March 16, 2017

**SHAHEEN: “President Trump should expect broad bipartisan opposition to this mindless proposal”**

(Washington, DC) — Senator Jeanne Shaheen (D-NH) released the following statement after reviewing the budget outline released by the Trump administration for fiscal year 2018:

“The Trump administration should immediately go back to the drawing board,” said Shaheen. “This budget is a blueprint for undermining the health and well-being of Granite Staters and would be particularly devastating for seniors. It’s needless and cruel to drastically cut programs that so many people in New Hampshire depend on like Meals on Wheels and heating assistance. It also makes no sense to cut clean air and water programs, coastal protection, and economic development to struggling rural communities.

“This budget outline also makes us less safe by decimating our nation’s diplomatic corps and underfunding airport security. I’ve always sought bipartisan cooperation to find savings across the federal government but this can done without disproportionately targeting programs that are so important to New Hampshire. Republicans and Democrats agree that there should be continued investments in these programs and President Trump should expect broad bipartisan opposition to this mindless proposal.”  

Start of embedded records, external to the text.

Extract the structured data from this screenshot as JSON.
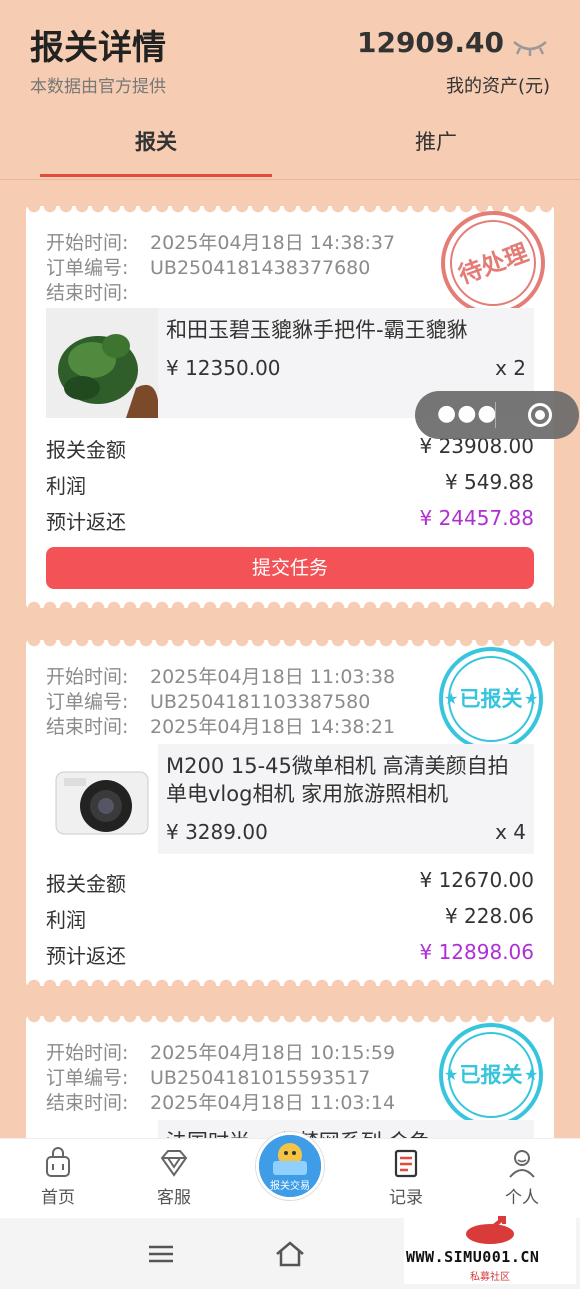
{
  "header": {
    "title": "报关详情",
    "subtitle": "本数据由官方提供",
    "assets_value": "12909.40",
    "assets_label": "我的资产(元)"
  },
  "tabs": [
    {
      "label": "报关",
      "active": true
    },
    {
      "label": "推广",
      "active": false
    }
  ],
  "orders": [
    {
      "start_label": "开始时间:",
      "start_time": "2025年04月18日 14:38:37",
      "order_label": "订单编号:",
      "order_no": "UB2504181438377680",
      "end_label": "结束时间:",
      "end_time": "",
      "stamp": "待处理",
      "product_name": "和田玉碧玉貔貅手把件-霸王貔貅",
      "price": "¥ 12350.00",
      "qty": "x 2",
      "amount_label": "报关金额",
      "amount": "¥ 23908.00",
      "profit_label": "利润",
      "profit": "¥ 549.88",
      "return_label": "预计返还",
      "return": "¥ 24457.88",
      "button": "提交任务"
    },
    {
      "start_label": "开始时间:",
      "start_time": "2025年04月18日 11:03:38",
      "order_label": "订单编号:",
      "order_no": "UB2504181103387580",
      "end_label": "结束时间:",
      "end_time": "2025年04月18日 14:38:21",
      "stamp": "已报关",
      "product_name": "M200 15-45微单相机 高清美颜自拍单电vlog相机 家用旅游照相机",
      "price": "¥ 3289.00",
      "qty": "x 4",
      "amount_label": "报关金额",
      "amount": "¥ 12670.00",
      "profit_label": "利润",
      "profit": "¥ 228.06",
      "return_label": "预计返还",
      "return": "¥ 12898.06"
    },
    {
      "start_label": "开始时间:",
      "start_time": "2025年04月18日 10:15:59",
      "order_label": "订单编号:",
      "order_no": "UB2504181015593517",
      "end_label": "结束时间:",
      "end_time": "2025年04月18日 11:03:14",
      "stamp": "已报关",
      "product_name": "法国时尚... 色梦网系列 会色"
    }
  ],
  "tabbar": [
    {
      "label": "首页",
      "icon": "home-bag-icon"
    },
    {
      "label": "客服",
      "icon": "diamond-icon"
    },
    {
      "label": "报关交易",
      "icon": "customs-trade-icon"
    },
    {
      "label": "记录",
      "icon": "record-icon"
    },
    {
      "label": "个人",
      "icon": "person-icon"
    }
  ],
  "watermark": {
    "text": "WWW.SIMU001.CN",
    "sub": "私募社区"
  },
  "colors": {
    "background": "#f6cdb3",
    "accent_red": "#f35356",
    "return_purple": "#b02fd5",
    "stamp_pending": "#e0665f",
    "stamp_done": "#37c5dd"
  }
}
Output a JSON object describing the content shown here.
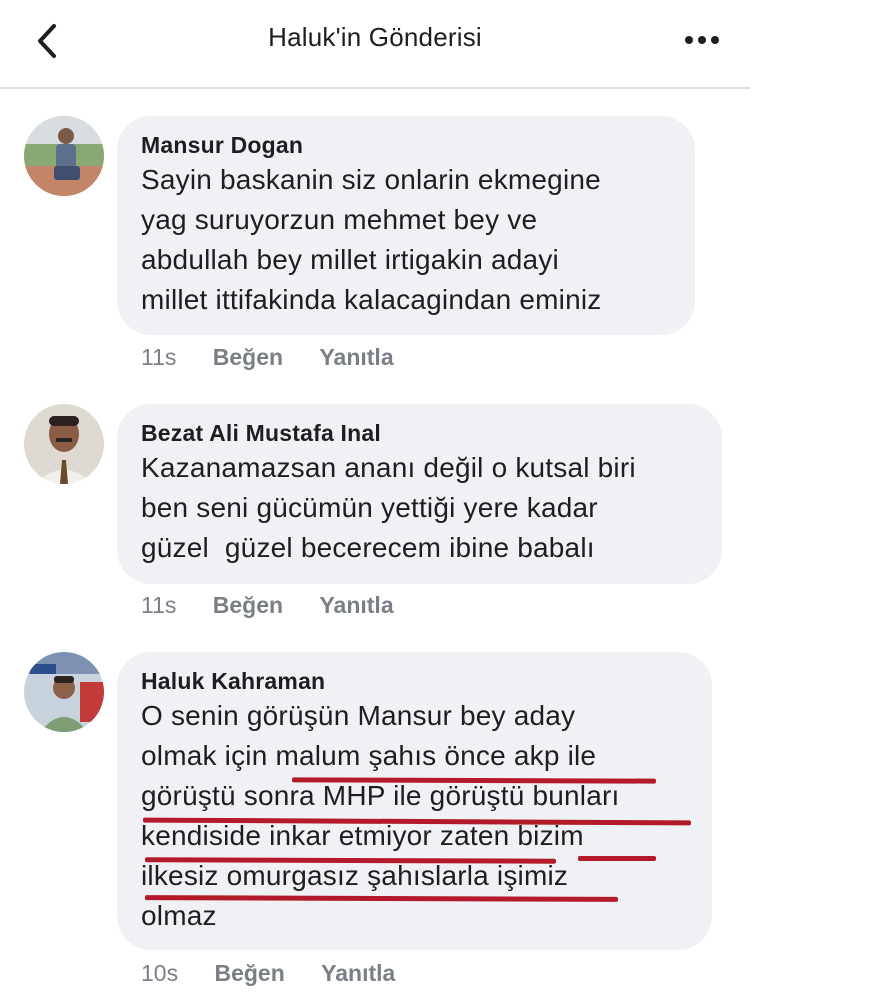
{
  "header": {
    "title": "Haluk'in Gönderisi"
  },
  "comments": [
    {
      "author": "Mansur Dogan",
      "text": "Sayin baskanin siz onlarin ekmegine\nyag suruyorzun mehmet bey ve\nabdullah bey millet irtigakin adayi\nmillet ittifakinda kalacagindan eminiz",
      "time": "11s",
      "like_label": "Beğen",
      "reply_label": "Yanıtla"
    },
    {
      "author": "Bezat Ali Mustafa Inal",
      "text": "Kazanamazsan ananı değil o kutsal biri\nben seni gücümün yettiği yere kadar\ngüzel  güzel becerecem ibine babalı",
      "time": "11s",
      "like_label": "Beğen",
      "reply_label": "Yanıtla"
    },
    {
      "author": "Haluk Kahraman",
      "text": "O senin görüşün Mansur bey aday\nolmak için malum şahıs önce akp ile\ngörüştü sonra MHP ile görüştü bunları\nkendiside inkar etmiyor zaten bizim\nilkesiz omurgasız şahıslarla işimiz\nolmaz",
      "time": "10s",
      "like_label": "Beğen",
      "reply_label": "Yanıtla"
    }
  ],
  "colors": {
    "bubble": "#f0f1f4",
    "meta_text": "#7a7f87",
    "underline": "#b21a2a"
  }
}
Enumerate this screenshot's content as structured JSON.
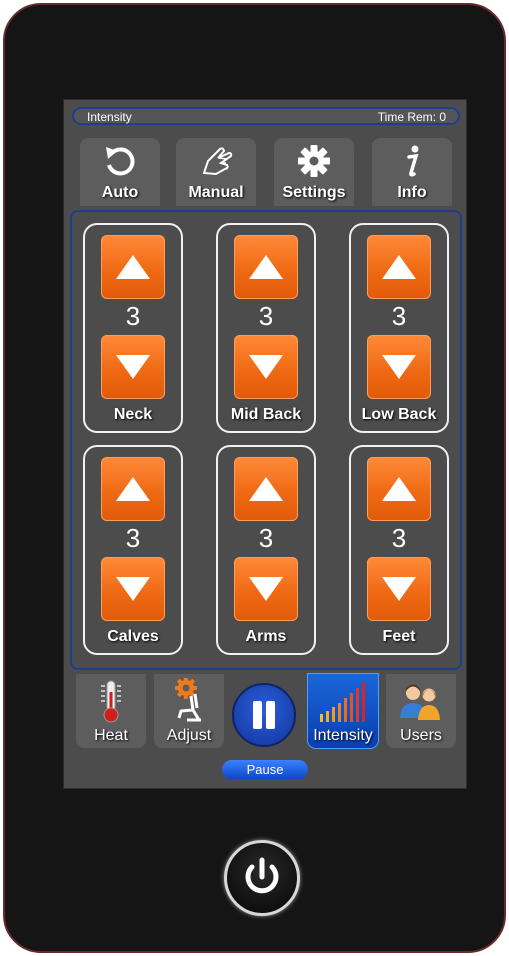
{
  "status": {
    "mode": "Intensity",
    "time_remaining": "Time Rem: 0"
  },
  "top_nav": [
    {
      "id": "auto",
      "label": "Auto",
      "icon": "refresh-icon"
    },
    {
      "id": "manual",
      "label": "Manual",
      "icon": "hand-icon"
    },
    {
      "id": "settings",
      "label": "Settings",
      "icon": "gear-icon"
    },
    {
      "id": "info",
      "label": "Info",
      "icon": "info-icon"
    }
  ],
  "zones": [
    {
      "id": "neck",
      "label": "Neck",
      "value": "3"
    },
    {
      "id": "mid-back",
      "label": "Mid Back",
      "value": "3"
    },
    {
      "id": "low-back",
      "label": "Low Back",
      "value": "3"
    },
    {
      "id": "calves",
      "label": "Calves",
      "value": "3"
    },
    {
      "id": "arms",
      "label": "Arms",
      "value": "3"
    },
    {
      "id": "feet",
      "label": "Feet",
      "value": "3"
    }
  ],
  "bottom_nav": [
    {
      "id": "heat",
      "label": "Heat",
      "icon": "thermometer-icon"
    },
    {
      "id": "adjust",
      "label": "Adjust",
      "icon": "chair-adjust-icon"
    },
    {
      "id": "intensity",
      "label": "Intensity",
      "icon": "intensity-bars-icon",
      "active": true
    },
    {
      "id": "users",
      "label": "Users",
      "icon": "users-icon"
    }
  ],
  "pause": {
    "label": "Pause"
  },
  "colors": {
    "accent_orange": "#f06a14",
    "frame_blue": "#1d3f8a",
    "active_blue": "#0a3fb0",
    "screen_bg": "#4c4c4c"
  }
}
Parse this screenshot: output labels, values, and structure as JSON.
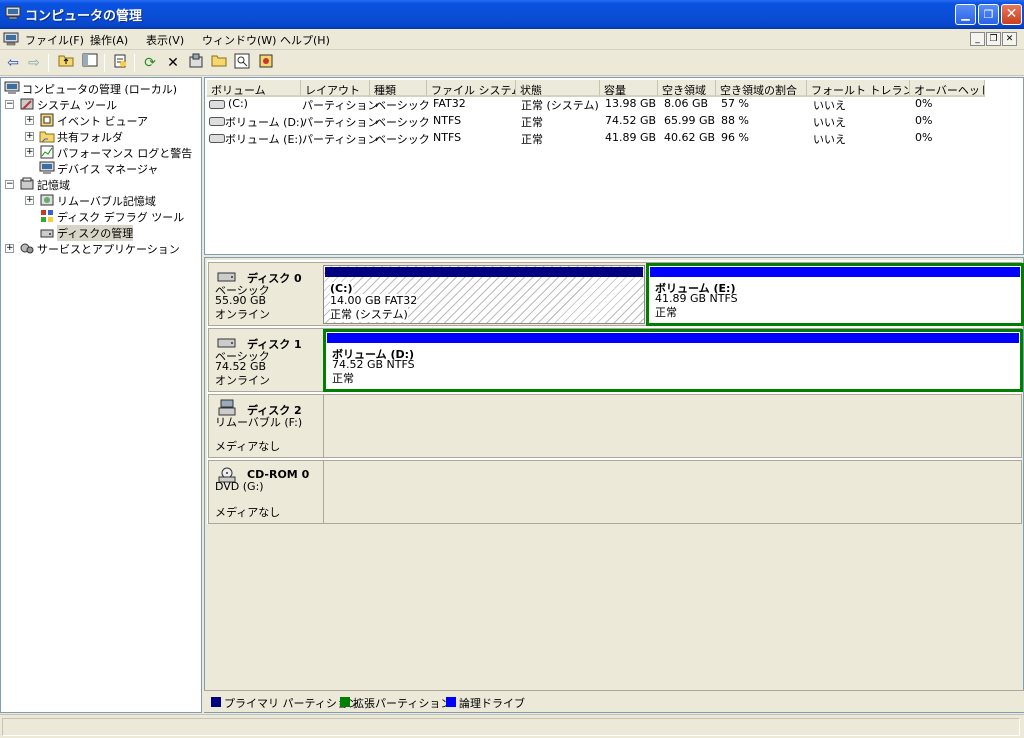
{
  "window": {
    "title": "コンピュータの管理"
  },
  "menu": [
    "ファイル(F)",
    "操作(A)",
    "表示(V)",
    "ウィンドウ(W)",
    "ヘルプ(H)"
  ],
  "tree": [
    {
      "label": "コンピュータの管理 (ローカル)",
      "level": 0,
      "expander": ""
    },
    {
      "label": "システム ツール",
      "level": 1,
      "expander": "−"
    },
    {
      "label": "イベント ビューア",
      "level": 2,
      "expander": "+"
    },
    {
      "label": "共有フォルダ",
      "level": 2,
      "expander": "+"
    },
    {
      "label": "パフォーマンス ログと警告",
      "level": 2,
      "expander": "+"
    },
    {
      "label": "デバイス マネージャ",
      "level": 2,
      "expander": ""
    },
    {
      "label": "記憶域",
      "level": 1,
      "expander": "−"
    },
    {
      "label": "リムーバブル記憶域",
      "level": 2,
      "expander": "+"
    },
    {
      "label": "ディスク デフラグ ツール",
      "level": 2,
      "expander": ""
    },
    {
      "label": "ディスクの管理",
      "level": 2,
      "expander": "",
      "selected": true
    },
    {
      "label": "サービスとアプリケーション",
      "level": 1,
      "expander": "+"
    }
  ],
  "volumes": {
    "columns": [
      "ボリューム",
      "レイアウト",
      "種類",
      "ファイル システム",
      "状態",
      "容量",
      "空き領域",
      "空き領域の割合",
      "フォールト トレランス",
      "オーバーヘッド"
    ],
    "rows": [
      [
        "(C:)",
        "パーティション",
        "ベーシック",
        "FAT32",
        "正常 (システム)",
        "13.98 GB",
        "8.06 GB",
        "57 %",
        "いいえ",
        "0%"
      ],
      [
        "ボリューム (D:)",
        "パーティション",
        "ベーシック",
        "NTFS",
        "正常",
        "74.52 GB",
        "65.99 GB",
        "88 %",
        "いいえ",
        "0%"
      ],
      [
        "ボリューム (E:)",
        "パーティション",
        "ベーシック",
        "NTFS",
        "正常",
        "41.89 GB",
        "40.62 GB",
        "96 %",
        "いいえ",
        "0%"
      ]
    ]
  },
  "disks": [
    {
      "name": "ディスク 0",
      "lines": [
        "ベーシック",
        "55.90 GB",
        "オンライン"
      ],
      "partitions": [
        {
          "name": "(C:)",
          "detail": "14.00 GB FAT32",
          "status": "正常 (システム)"
        },
        {
          "name": "ボリューム (E:)",
          "detail": "41.89 GB NTFS",
          "status": "正常"
        }
      ]
    },
    {
      "name": "ディスク 1",
      "lines": [
        "ベーシック",
        "74.52 GB",
        "オンライン"
      ],
      "partitions": [
        {
          "name": "ボリューム (D:)",
          "detail": "74.52 GB NTFS",
          "status": "正常"
        }
      ]
    },
    {
      "name": "ディスク 2",
      "lines": [
        "リムーバブル (F:)",
        "",
        "メディアなし"
      ],
      "partitions": []
    },
    {
      "name": "CD-ROM 0",
      "lines": [
        "DVD (G:)",
        "",
        "メディアなし"
      ],
      "partitions": []
    }
  ],
  "legend": [
    {
      "label": "プライマリ パーティション",
      "color": "#000080"
    },
    {
      "label": "拡張パーティション",
      "color": "#008000"
    },
    {
      "label": "論理ドライブ",
      "color": "#0000ff"
    }
  ],
  "colors": {
    "primary_bar": "#000080",
    "logical_bar": "#0000ff",
    "extended_border": "#008000",
    "selection": "#d8d4c8"
  },
  "toolbar_icons": [
    "back-icon",
    "forward-icon",
    "up-folder-icon",
    "show-hide-tree-icon",
    "properties-icon",
    "refresh-icon",
    "delete-icon",
    "settings-icon",
    "open-icon",
    "search-icon",
    "help-icon"
  ]
}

The following are some of the devastating proposals included in the Trump administration’s budget outline:

  • Eliminating the Northern Border Regional Commission, which has invested millions in economic development projects in Coos, Grafton, Carroll and Sullivan counties;
  • Eliminating the Low Income Home Energy Assistance Program, which provides heating assistance to New Hampshire families and seniors during winter months;
  • Eliminating the Weatherization Assistance Program, which helps lower the cost of energy for low-income families by making energy efficiency modifications to their homes; 
  • A 31 percent cut to the Environmental Protection Agency (EPA), including grant programs that have helped New Hampshire fight air pollution, improve water quality, as well as a major cut to Superfund cleanup efforts.